 1. Ultrasound becoming Utra small - How MEMS technology has miniaturized ultrasound imaging. It discusses the limitations of traditional ultrasound machines. These machines are bulky and require multiple probes. MEMS technology allows for the creation of a single probe that can image the entire body. This probe is small enough to fit in a lab coat pocket.  The article also details the technical aspects of MEMS transducers. My Take : Any and all technology is bound to get cheap and miniaturized over time with progress in science and technology. Utrasound is something which can be thought of a speaker and a mic in very layman terms. These are bound to get smaller over time and be more effective. But like any other tool, this can be misused and the reason for skewed male/female ratio in India can also be attributed to ultrasound. My worry is if this tech is available more widely and portable, it will further skew the gender ratios in India(and probably a lot of other countries). This pa

[March 17] Interesting Things I Learnt This Week
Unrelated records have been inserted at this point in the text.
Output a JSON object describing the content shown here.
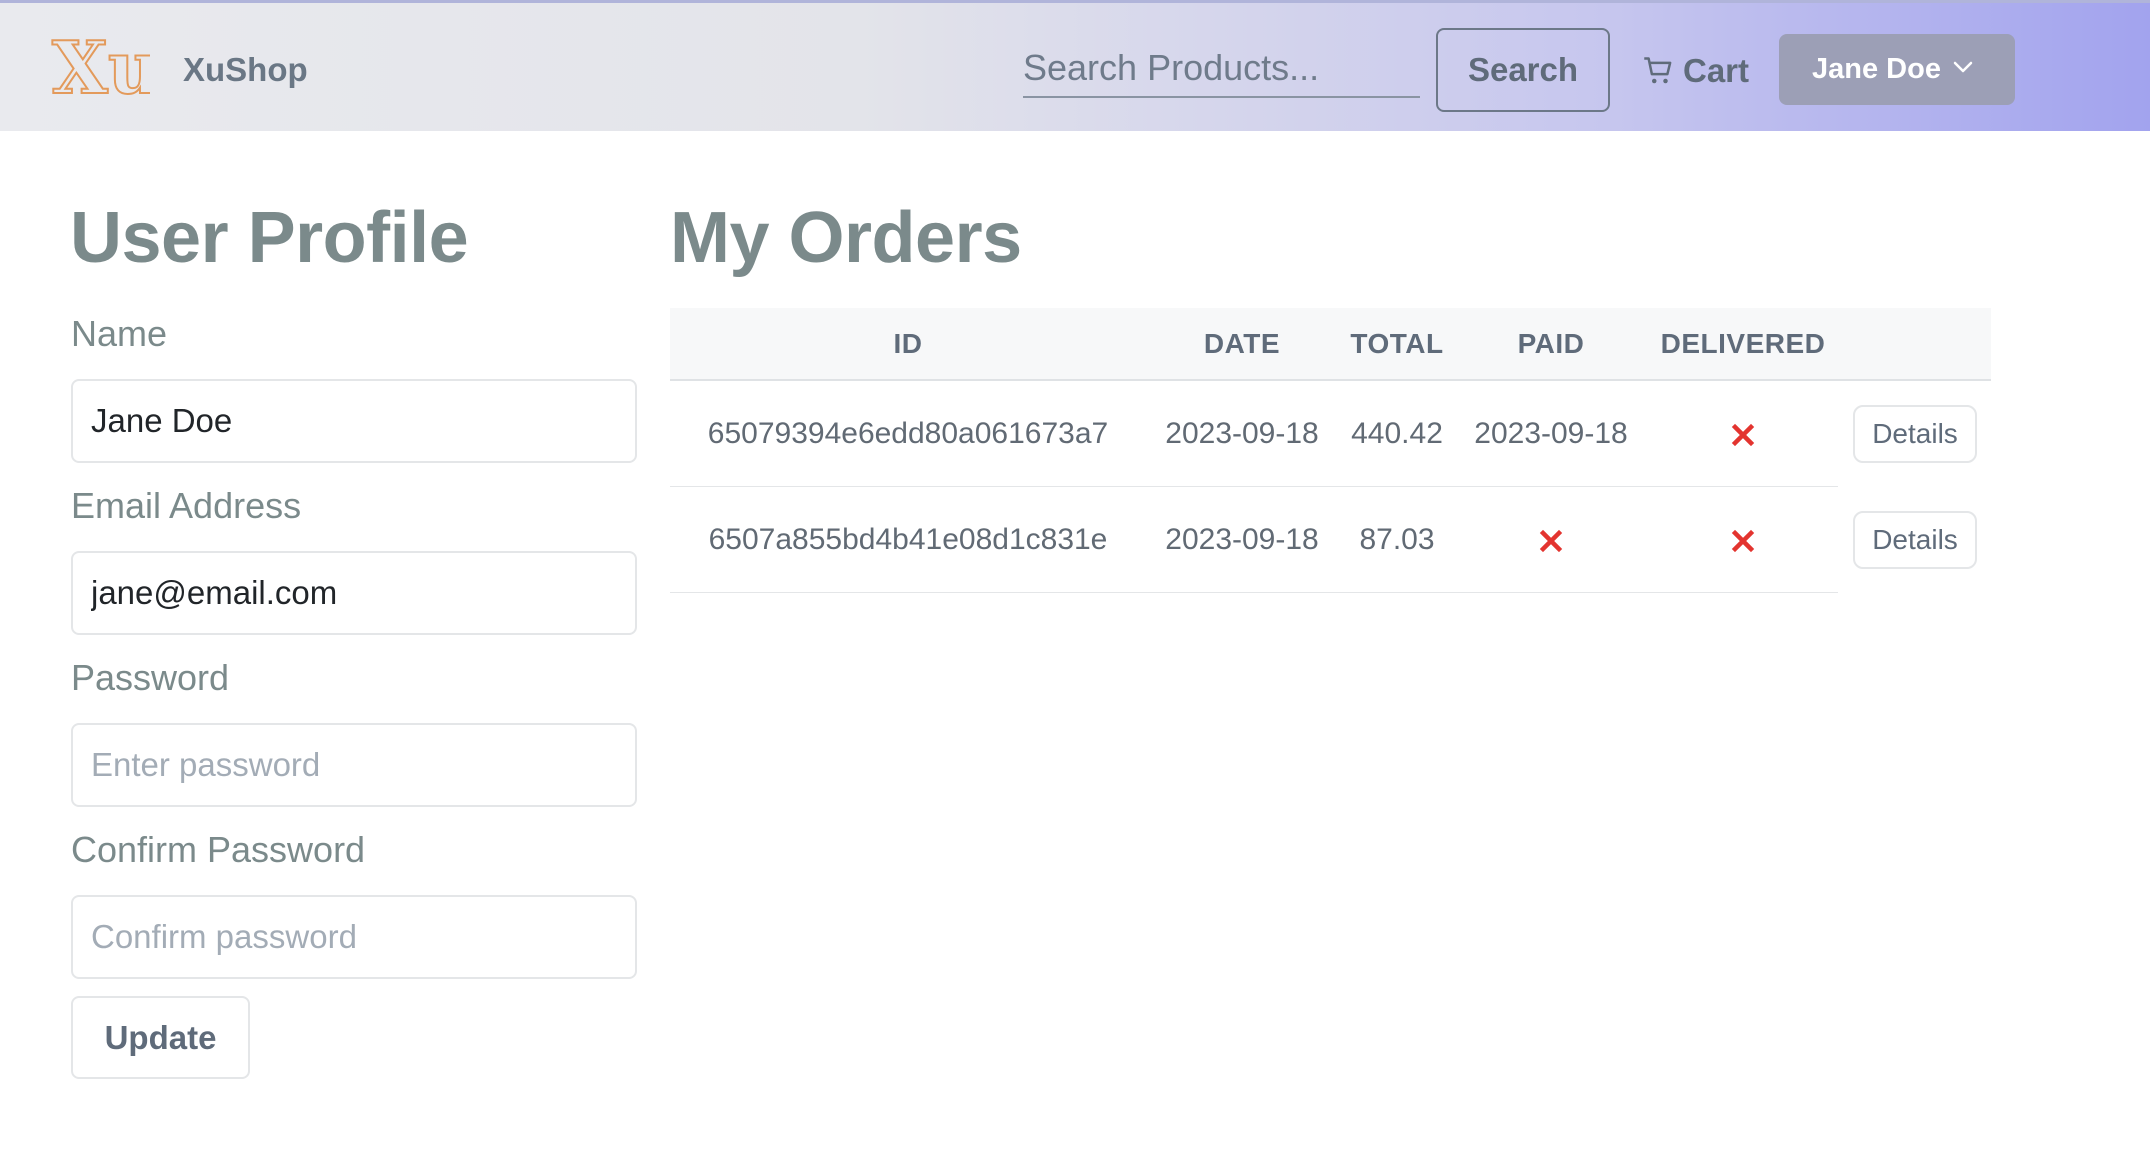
{
  "header": {
    "brand_logo_text": "Xu",
    "brand_name": "XuShop",
    "search_placeholder": "Search Products...",
    "search_button": "Search",
    "cart_label": "Cart",
    "cart_icon": "cart-icon",
    "user_name": "Jane Doe",
    "user_chevron_icon": "chevron-down-icon"
  },
  "profile": {
    "title": "User Profile",
    "name_label": "Name",
    "name_value": "Jane Doe",
    "email_label": "Email Address",
    "email_value": "jane@email.com",
    "password_label": "Password",
    "password_placeholder": "Enter password",
    "confirm_label": "Confirm Password",
    "confirm_placeholder": "Confirm password",
    "update_button": "Update"
  },
  "orders": {
    "title": "My Orders",
    "columns": [
      "ID",
      "DATE",
      "TOTAL",
      "PAID",
      "DELIVERED"
    ],
    "rows": [
      {
        "id": "65079394e6edd80a061673a7",
        "date": "2023-09-18",
        "total": "440.42",
        "paid": "2023-09-18",
        "paid_status": true,
        "delivered": false,
        "details": "Details"
      },
      {
        "id": "6507a855bd4b41e08d1c831e",
        "date": "2023-09-18",
        "total": "87.03",
        "paid": "",
        "paid_status": false,
        "delivered": false,
        "details": "Details"
      }
    ],
    "not_done_icon": "x-icon",
    "not_done_color": "#e3342f"
  },
  "colors": {
    "logo": "#e39a5b",
    "navbar_gradient_end": "#a2a3ee",
    "user_dropdown": "#9c9fb6"
  }
}
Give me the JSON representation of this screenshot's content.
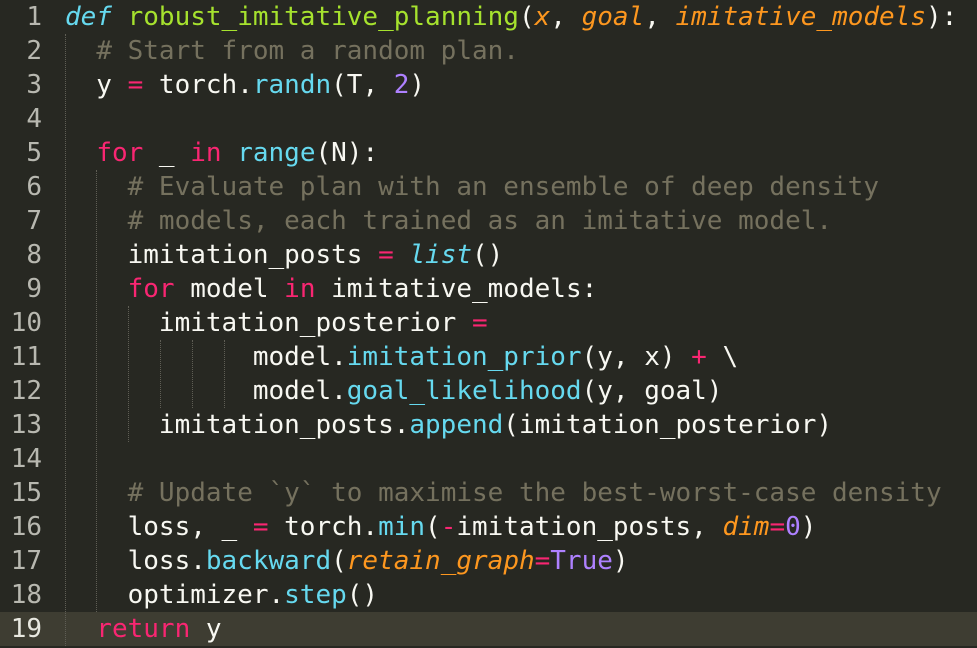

1. LocalSend : On its website explains what it is, in a minimalist way with just two lines written there Share files to nearby devices. Free, open-source, cross-platform. This is all this product does My Take : This is an incredible app which works across different platforms. I tried it on Android and Linux and my experience was super boring, which is great. This process there is always a market for simple products which just work. I hope this app becomes like VLC player which is another great open source software which just works across different platforms. 2. Arduino GIGA R1 WiFi : A 3.6kW, Arduino controlled, single-axis tracking, ground mount solar system   My Take : Amazing work and all of it is open source. I guess anyone working to setup solar panels should look into this for better efficiency.  3. Oxygen Production at Europa : NASA's Juno mission has found that the ice-covered Jovian moon generates 1,000 tons of oxygen every 24 hours – enough to keep a million humans b

[March 10] Interesting Things I Learnt This Week

1. Kitten - The Streaming HTML framework - Kitten is a small, JavaScript-based web framework designed for people who want to build web applications easily. It is designed to be easy to use and fun to work with. Kitten accomplishes this by using plain HTML, CSS, and JavaScript. Additionally, Kitten supports features like WebSockets, htmx, and Alpine.js. A starter tutorial for it is at My Take:   This is a new framework that I find it very interesting, and it's worth keeping an eye on. It introduces some intriguing concepts, including streaming HTML and a JavaScript Database (JSDB). While this approach seems more suited for small web applications rather than web-scale ones, it might not be relevant for large organizations. However, for hobbyists like myself, it presents an exciting opportunity to try something new. I'll definitely be following this closely.   2. Radicle Heartwood Protocol & Stack -  Heartwood is the third ite

[March 03] Interesting Things I Learnt This Week

1. New Prompt Engineering Technique using Star Trek references : This is a very interesting and pretty long article which goes into how talking about star trek makes LLM spit out better results.  My Take: The idea of using Star Trek references to enhance LLM performance is certainly intriguing. However, it also serves as a stark reminder of just how much we still have to learn about the inner workings of these complex models. While we can observe and utilize their outputs, the actual mechanics behind their decision-making processes remain shrouded in a degree of mystery. This lack of understanding doesn't deter me from seeking new ways to explore and understand LLMs. In fact, this unique approach only strengthens my curiosity and compels me to delve deeper into their capabilities and limitations. Ultimately, uncovering the secrets behind LLM operations could pave the way for even more innovative and effective applications in the future.   2. StreetPass : StreetPass is a browser